Instinctively, Giulia’s hand went to the small waxed canvas pouch she wore at her neck, concealed beneath her shapeless novice gown. She’d made the pouch many years ago to hide her own secret. Now it hid Humilità’s as well, passed on almost with the workshop mistress’s dying breath: the formula for Passion blue’s making, which Humilità had guarded for more than twenty years and never shared with anyone, ever.
Until now. Giulia shivered. There were painters in Padua who would give gold for that formula, who would be furious that it had been bestowed upon a mere apprentice. And Domenica. Domenica, who expected the secret to come to her. How angry will she be?
Madre Magdalena brought her staff down on the marble floor with a crack. The ceremony began. A choir of nuns sang hymns, their voices rising in exquisite counterpoint to the tolling of the bell. Madre Magdalena delivered a funeral oration, praising Humilità’s many virtues and achievements. There was more singing. Then, as the priest in attendance spoke the words that accompanied burial, Humilità’s coffin was lowered into the marble crypt at the foot of the altar–a great honor, for normally only abbesses were interred there. The thump it made as it came to rest echoed throughout the church.
Giulia closed her eyes, fearing she would faint.
The priest spoke a final blessing. Madre Magdalena struck the floor with her staff once more, dismissing the gathering.
The nuns began to file through the door that led back into the convent. Suor Margarita snapped her fingers, the signal for the novices to line up to follow. Giulia took her place behind the others. As she passed out of the church, her vision blurred with the tears that had not fallen earlier, she heard the harsh scrape of the crypt’s lid sliding closed, sealing Humilità forever into the dark.

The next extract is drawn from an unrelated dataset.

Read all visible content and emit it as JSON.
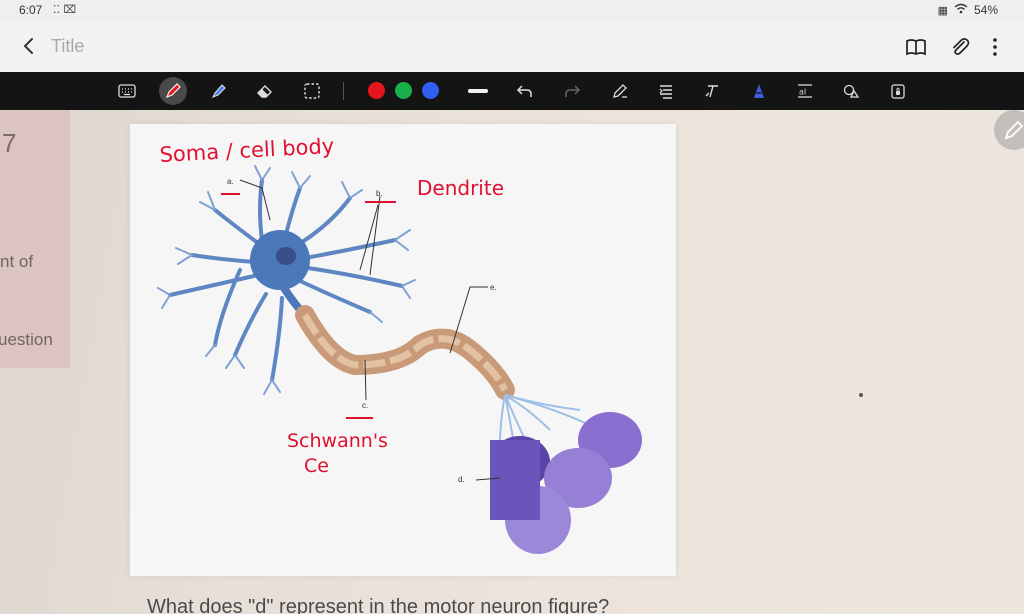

And don’t forget to enter the contest for a chance to win a ton of signed books by me, Christine Norris, and more authors! To enter, you need to know that my favorite number is 13. Add up all the favorite numbers of the authors on the blue team and you’ll have all the secret code to enter for the grand prize!
CONTINUE THE HUNT

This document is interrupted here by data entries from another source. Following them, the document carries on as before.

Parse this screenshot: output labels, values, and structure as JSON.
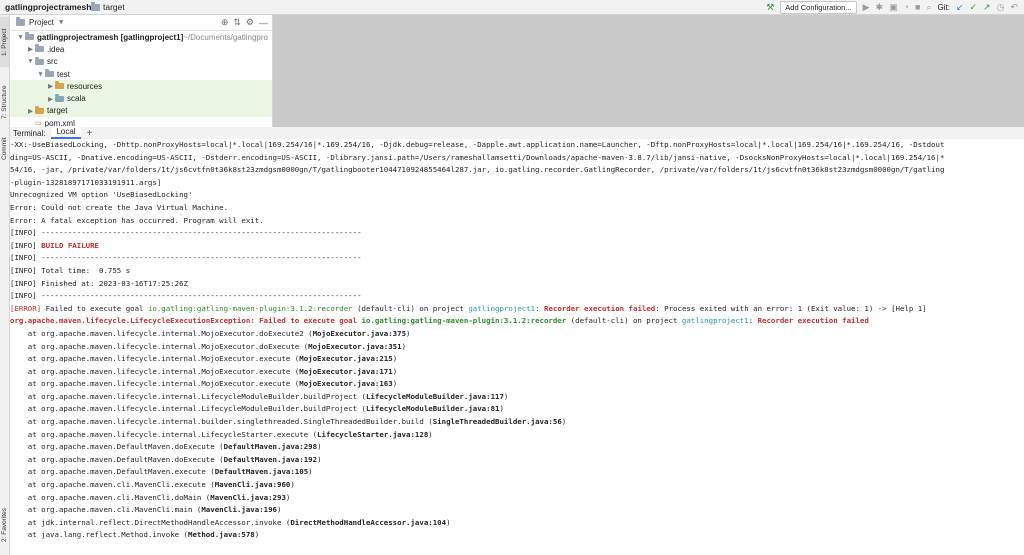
{
  "window": {
    "project_name": "gatlingprojectramesh",
    "breadcrumb_target": "target",
    "add_config_label": "Add Configuration...",
    "git_label": "Git:"
  },
  "left_strip": {
    "project_tab": "1: Project",
    "structure_tab": "7: Structure",
    "commit_tab": "Commit",
    "favorites_tab": "2: Favorites"
  },
  "project_panel": {
    "title": "Project",
    "tree": [
      {
        "label": "gatlingprojectramesh [gatlingproject1]",
        "suffix": " ~/Documents/gatlingpro",
        "indent": 0,
        "open": true,
        "kind": "gray"
      },
      {
        "label": ".idea",
        "indent": 1,
        "open": false,
        "kind": "gray"
      },
      {
        "label": "src",
        "indent": 1,
        "open": true,
        "kind": "gray"
      },
      {
        "label": "test",
        "indent": 2,
        "open": true,
        "kind": "gray"
      },
      {
        "label": "resources",
        "indent": 3,
        "open": false,
        "kind": "orange",
        "highlight": true
      },
      {
        "label": "scala",
        "indent": 3,
        "open": false,
        "kind": "teal",
        "highlight": true
      },
      {
        "label": "target",
        "indent": 1,
        "open": false,
        "kind": "orange",
        "highlight": true
      },
      {
        "label": "pom.xml",
        "indent": 1,
        "open": false,
        "kind": "none"
      }
    ]
  },
  "terminal": {
    "label": "Terminal:",
    "tab_local": "Local",
    "add_tab": "+",
    "lines": [
      {
        "text": "-XX:-UseBiasedLocking, -Dhttp.nonProxyHosts=local|*.local|169.254/16|*.169.254/16, -Djdk.debug=release, -Dapple.awt.application.name=Launcher, -Dftp.nonProxyHosts=local|*.local|169.254/16|*.169.254/16, -Dstdout"
      },
      {
        "text": "ding=US-ASCII, -Dnative.encoding=US-ASCII, -Dstderr.encoding=US-ASCII, -Dlibrary.jansi.path=/Users/rameshallamsetti/Downloads/apache-maven-3.8.7/lib/jansi-native, -DsocksNonProxyHosts=local|*.local|169.254/16|*"
      },
      {
        "text": "54/16, -jar, /private/var/folders/1t/js6cvtfn0t36k8st23zmdgsm0000gn/T/gatlingbooter1044710924855464l287.jar, io.gatling.recorder.GatlingRecorder, /private/var/folders/1t/js6cvtfn0t36k8st23zmdgsm0000gn/T/gatling"
      },
      {
        "text": "-plugin-13281897171033191911.args]"
      },
      {
        "text": "Unrecognized VM option 'UseBiasedLocking'"
      },
      {
        "text": "Error: Could not create the Java Virtual Machine."
      },
      {
        "text": "Error: A fatal exception has occurred. Program will exit."
      },
      {
        "text": "[INFO] ------------------------------------------------------------------------"
      },
      {
        "text": "[INFO] ",
        "extra": "BUILD FAILURE",
        "extra_class": "err bold"
      },
      {
        "text": "[INFO] ------------------------------------------------------------------------"
      },
      {
        "text": "[INFO] Total time:  0.755 s"
      },
      {
        "text": "[INFO] Finished at: 2023-03-16T17:25:26Z"
      },
      {
        "text": "[INFO] ------------------------------------------------------------------------"
      }
    ],
    "error_line": {
      "prefix": "[ERROR]",
      "p1": " Failed to execute goal ",
      "goal": "io.gatling:gatling-maven-plugin:3.1.2:recorder",
      "p2": " (default-cli) on project ",
      "project": "gatlingproject1",
      "p3": ": ",
      "reason": "Recorder execution failed",
      "p4": ": Process exited with an error: 1 (Exit value: 1) -> [Help 1]"
    },
    "exception_line": {
      "exception": "org.apache.maven.lifecycle.LifecycleExecutionException",
      "p1": ": Failed to execute goal ",
      "goal": "io.gatling:gatling-maven-plugin:3.1.2:recorder",
      "p2": " (default-cli) on project ",
      "project": "gatlingproject1",
      "p3": ": ",
      "reason": "Recorder execution failed"
    },
    "stack": [
      {
        "m": "org.apache.maven.lifecycle.internal.MojoExecutor.doExecute2",
        "f": "MojoExecutor.java:375"
      },
      {
        "m": "org.apache.maven.lifecycle.internal.MojoExecutor.doExecute",
        "f": "MojoExecutor.java:351"
      },
      {
        "m": "org.apache.maven.lifecycle.internal.MojoExecutor.execute",
        "f": "MojoExecutor.java:215"
      },
      {
        "m": "org.apache.maven.lifecycle.internal.MojoExecutor.execute",
        "f": "MojoExecutor.java:171"
      },
      {
        "m": "org.apache.maven.lifecycle.internal.MojoExecutor.execute",
        "f": "MojoExecutor.java:163"
      },
      {
        "m": "org.apache.maven.lifecycle.internal.LifecycleModuleBuilder.buildProject",
        "f": "LifecycleModuleBuilder.java:117"
      },
      {
        "m": "org.apache.maven.lifecycle.internal.LifecycleModuleBuilder.buildProject",
        "f": "LifecycleModuleBuilder.java:81"
      },
      {
        "m": "org.apache.maven.lifecycle.internal.builder.singlethreaded.SingleThreadedBuilder.build",
        "f": "SingleThreadedBuilder.java:56"
      },
      {
        "m": "org.apache.maven.lifecycle.internal.LifecycleStarter.execute",
        "f": "LifecycleStarter.java:128"
      },
      {
        "m": "org.apache.maven.DefaultMaven.doExecute",
        "f": "DefaultMaven.java:298"
      },
      {
        "m": "org.apache.maven.DefaultMaven.doExecute",
        "f": "DefaultMaven.java:192"
      },
      {
        "m": "org.apache.maven.DefaultMaven.execute",
        "f": "DefaultMaven.java:105"
      },
      {
        "m": "org.apache.maven.cli.MavenCli.execute",
        "f": "MavenCli.java:960"
      },
      {
        "m": "org.apache.maven.cli.MavenCli.doMain",
        "f": "MavenCli.java:293"
      },
      {
        "m": "org.apache.maven.cli.MavenCli.main",
        "f": "MavenCli.java:196"
      },
      {
        "m": "jdk.internal.reflect.DirectMethodHandleAccessor.invoke",
        "f": "DirectMethodHandleAccessor.java:104"
      },
      {
        "m": "java.lang.reflect.Method.invoke",
        "f": "Method.java:578"
      }
    ]
  }
}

To keep going on your quest for the hunt, you need to check out Bree Despain!